**Exercise objective**
Write only the number of lines in the entries below that contain the string "icon".

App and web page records
━━━━━━━━━━━━━━━━
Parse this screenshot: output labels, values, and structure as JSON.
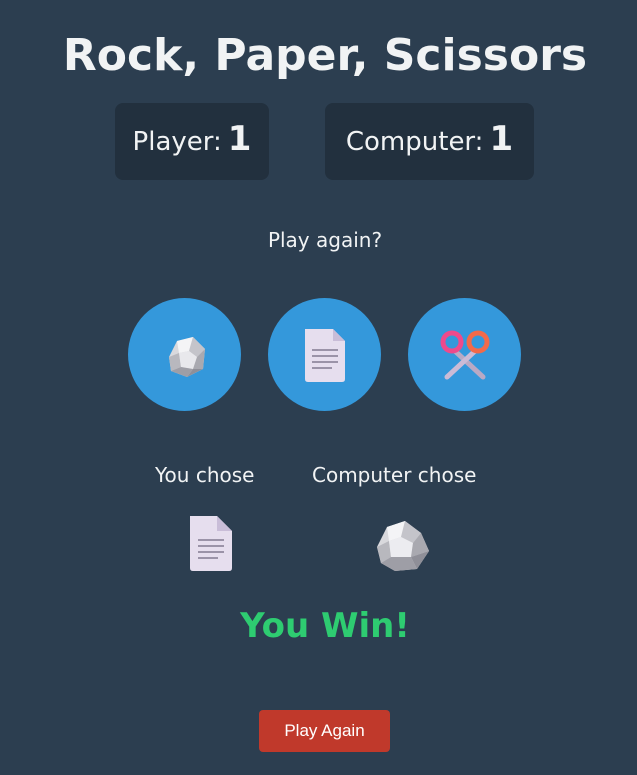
{
  "game": {
    "title": "Rock, Paper, Scissors",
    "player_label": "Player:",
    "player_score": "1",
    "computer_label": "Computer:",
    "computer_score": "1",
    "prompt": "Play again?",
    "choices": [
      {
        "id": "rock",
        "icon": "rock-icon"
      },
      {
        "id": "paper",
        "icon": "paper-icon"
      },
      {
        "id": "scissors",
        "icon": "scissors-icon"
      }
    ],
    "you_chose_label": "You chose",
    "computer_chose_label": "Computer chose",
    "you_chose": "paper",
    "computer_chose": "rock",
    "result": "You Win!",
    "play_again_label": "Play Again"
  },
  "colors": {
    "background": "#2c3e50",
    "score_box": "#22303e",
    "choice_button": "#3498db",
    "result_win": "#2ecc71",
    "play_again_button": "#c0392b"
  }
}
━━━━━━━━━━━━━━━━
**Written response**
3